From the sermon, ” Wrath will come upon them without any restraint or moderation in the degree of it. God doth always lay, as it were, a restraint upon himself. He doth not stir up his wrath. He stays his rough wind in the day of his east wind. He lets not his arm light down on wicked men with its full weight. But when sinners shall have filled up the measure of their sins, there will be no caution, no restraint. His rough wind will not be stayed nor moderated. The wrath of God will be poured out like fire. He will come forth, not only in anger, but in the fierceness of his anger; he will execute wrath with power, so as to show what his wrath is, and make his power known. There will be nothing to alleviate his wrath. His heavy wrath will lie on them, without anything to lighten the burden, or to keep off, in any measure, the full weight of it from pressing the soul. — His eye will not spare, neither will he regard the sinner’s cries and lamentations, however loud and bitter. Then shall wicked men know that God is the Lord. They shall know how great that majesty is which they have despised, and how dreadful that threatened wrath is which they have so little regarded.”
let men examine themselves what number of these vain, useless thoughts night and day do rove up and down in their minds. If now it be apprehended too severe, that men’s thoughts of spiritual things should exceed them that are employed about their lawful callings, let them consider what proportion they bear unto those that are vain and useless. Do not many give more time unto them than they do unto holy meditations, without an endeavor to mortify the one or to stir up and enliven the other? are they not more wonted to their seasons than holy thoughts are? And shall we suppose that those with whom it is so are spiritually minded?”
Water that rises and flows from a living spring runs equally and constantly, unless it be obstructed or diverted by some violent opposition; but that which is from thunder-showers runs furiously for a season, but is quickly dried up. So are those spiritual thoughts which arise from a prevalent internal principle of grace in the heart; they are even and constant, unless an interruption be put upon them for a season by temptations.
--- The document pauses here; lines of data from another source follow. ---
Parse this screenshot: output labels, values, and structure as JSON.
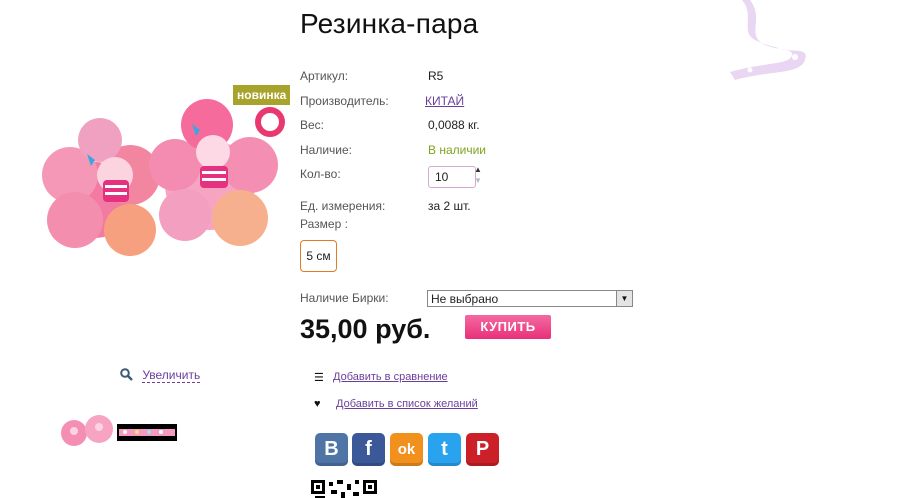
{
  "product": {
    "title": "Резинка-пара",
    "badge": "новинка",
    "zoom_label": "Увеличить"
  },
  "specs": {
    "article_label": "Артикул:",
    "article_value": "R5",
    "maker_label": "Производитель:",
    "maker_value": "КИТАЙ",
    "weight_label": "Вес:",
    "weight_value": "0,0088 кг.",
    "stock_label": "Наличие:",
    "stock_value": "В наличии",
    "qty_label": "Кол-во:",
    "qty_value": "10",
    "unit_label": "Ед. измерения:",
    "unit_value": "за 2 шт.",
    "size_label": "Размер :",
    "size_option": "5 см",
    "tag_label": "Наличие Бирки:",
    "tag_value": "Не выбрано"
  },
  "purchase": {
    "price": "35,00 руб.",
    "buy_label": "КУПИТЬ"
  },
  "actions": {
    "compare_label": "Добавить в сравнение",
    "wishlist_label": "Добавить в список желаний"
  },
  "social": [
    {
      "name": "vk",
      "glyph": "B"
    },
    {
      "name": "facebook",
      "glyph": "f"
    },
    {
      "name": "odnoklassniki",
      "glyph": "ok"
    },
    {
      "name": "twitter",
      "glyph": "t"
    },
    {
      "name": "pinterest",
      "glyph": "P"
    }
  ],
  "colors": {
    "accent_pink": "#e9307a",
    "link_purple": "#6b3e9a",
    "stock_green": "#7ea31f",
    "badge_olive": "#a8a32a",
    "size_border": "#e07b27"
  }
}
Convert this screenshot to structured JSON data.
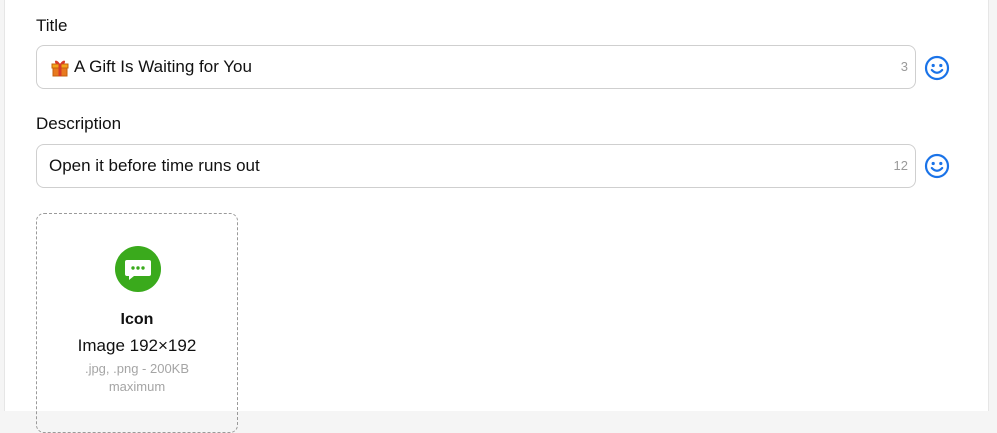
{
  "title_field": {
    "label": "Title",
    "value": "A Gift Is Waiting for You",
    "prefix_icon": "gift-icon",
    "counter": "3"
  },
  "description_field": {
    "label": "Description",
    "value": "Open it before time runs out",
    "counter": "12"
  },
  "icon_upload": {
    "title": "Icon",
    "dimensions": "Image 192×192",
    "hint": ".jpg, .png - 200KB maximum",
    "icon": "chat-bubble-icon"
  },
  "colors": {
    "emoji_button": "#1a73e8",
    "app_icon_green": "#3aaa1c"
  }
}
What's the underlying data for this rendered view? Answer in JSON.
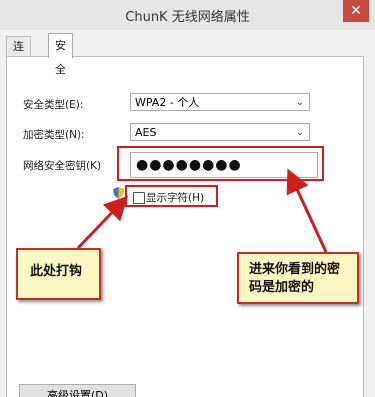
{
  "window": {
    "title": "ChunK 无线网络属性",
    "close_glyph": "✕"
  },
  "tabs": [
    {
      "label": "连接"
    },
    {
      "label": "安全"
    }
  ],
  "fields": {
    "security_type": {
      "label": "安全类型(E):",
      "value": "WPA2 - 个人"
    },
    "encryption_type": {
      "label": "加密类型(N):",
      "value": "AES"
    },
    "network_key": {
      "label": "网络安全密钥(K)",
      "value": "●●●●●●●●"
    }
  },
  "show_chars": {
    "label": "显示字符(H)",
    "checked": false
  },
  "advanced_button": {
    "label": "高级设置(D)"
  },
  "annotations": {
    "left_callout": "此处打钩",
    "right_callout_line1": "进来你看到的密",
    "right_callout_line2": "码是加密的"
  },
  "colors": {
    "annotation_red": "#d01e1e",
    "callout_fill": "#fbf7c2",
    "close_red": "#c74a3e"
  },
  "icons": {
    "close": "close-icon",
    "dropdown": "chevron-down-icon",
    "uac": "shield-icon"
  }
}
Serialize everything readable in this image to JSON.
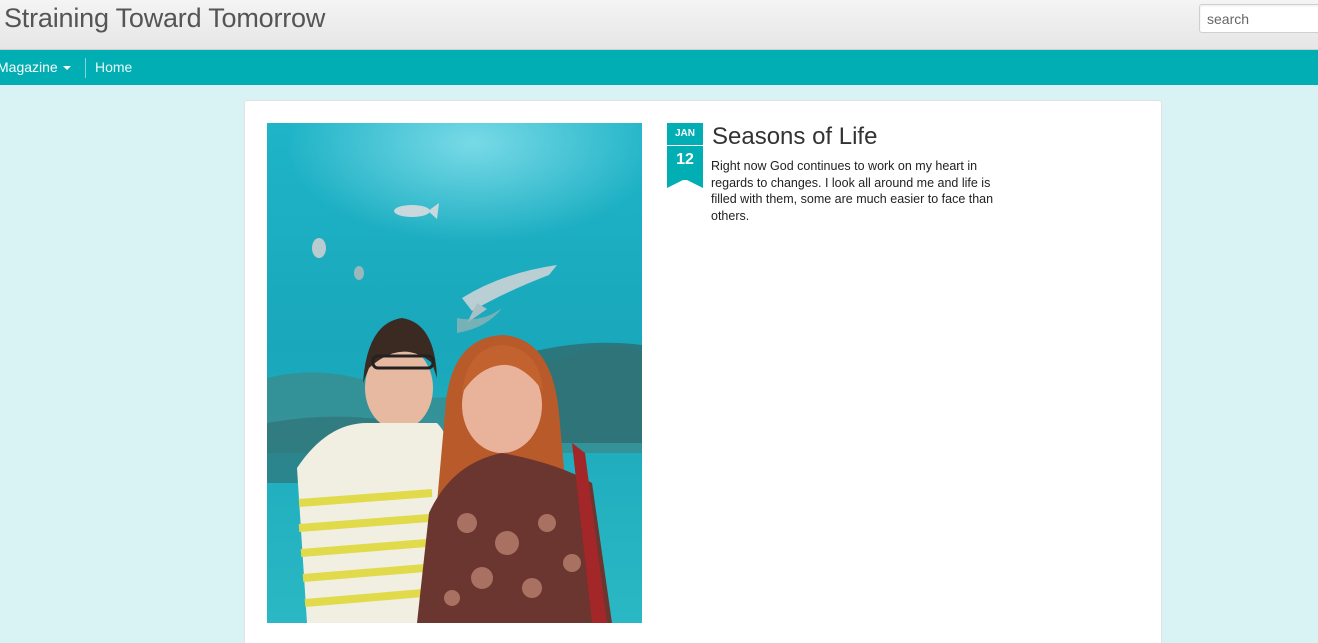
{
  "header": {
    "site_title": "Straining Toward Tomorrow",
    "search_placeholder": "search"
  },
  "nav": {
    "items": [
      {
        "label": "Magazine",
        "has_dropdown": true
      },
      {
        "label": "Home"
      }
    ]
  },
  "post": {
    "date_month": "JAN",
    "date_day": "12",
    "title": "Seasons of Life",
    "excerpt": "Right now God continues to work on my heart in regards to changes.  I look all around me and life is filled with them, some are much easier to face than others."
  },
  "colors": {
    "accent": "#00aeb3",
    "page_bg": "#d9f2f3"
  }
}
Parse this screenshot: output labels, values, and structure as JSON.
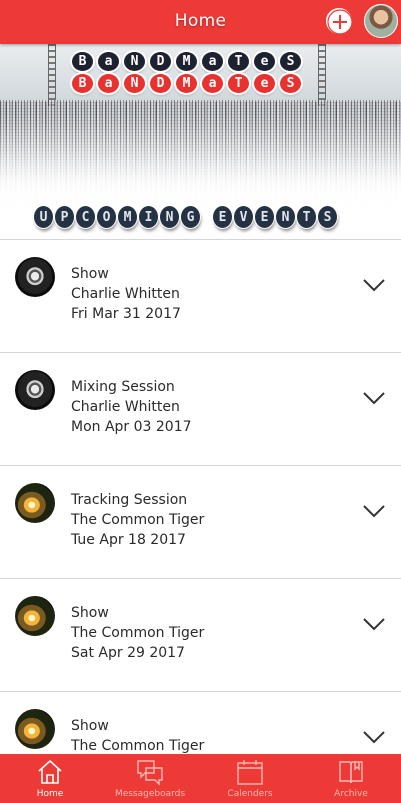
{
  "header": {
    "title": "Home",
    "add_icon": "plus-circle-icon",
    "profile_avatar": "user-avatar"
  },
  "hero": {
    "brand_top": "BaNDMaTeS",
    "brand_bottom": "BaNDMaTeS",
    "section_title": "UPCOMING EVENTS"
  },
  "events": [
    {
      "type": "Show",
      "artist": "Charlie Whitten",
      "date": "Fri Mar 31 2017"
    },
    {
      "type": "Mixing Session",
      "artist": "Charlie Whitten",
      "date": "Mon Apr 03 2017"
    },
    {
      "type": "Tracking Session",
      "artist": "The Common Tiger",
      "date": "Tue Apr 18 2017"
    },
    {
      "type": "Show",
      "artist": "The Common Tiger",
      "date": "Sat Apr 29 2017"
    },
    {
      "type": "Show",
      "artist": "The Common Tiger",
      "date": ""
    }
  ],
  "tabs": [
    {
      "label": "Home",
      "icon": "home-icon",
      "active": true
    },
    {
      "label": "Messageboards",
      "icon": "chat-bubbles-icon",
      "active": false
    },
    {
      "label": "Calenders",
      "icon": "calendar-icon",
      "active": false
    },
    {
      "label": "Archive",
      "icon": "book-icon",
      "active": false
    }
  ],
  "colors": {
    "accent": "#ee3a36",
    "badge_dark": "#243244"
  }
}
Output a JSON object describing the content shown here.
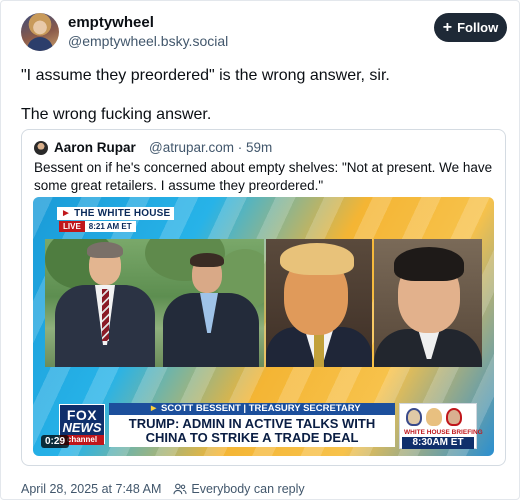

But those which are excited by the thunder of convictions, however their streams may be filled for a season, they quickly dry up and utterly decay.”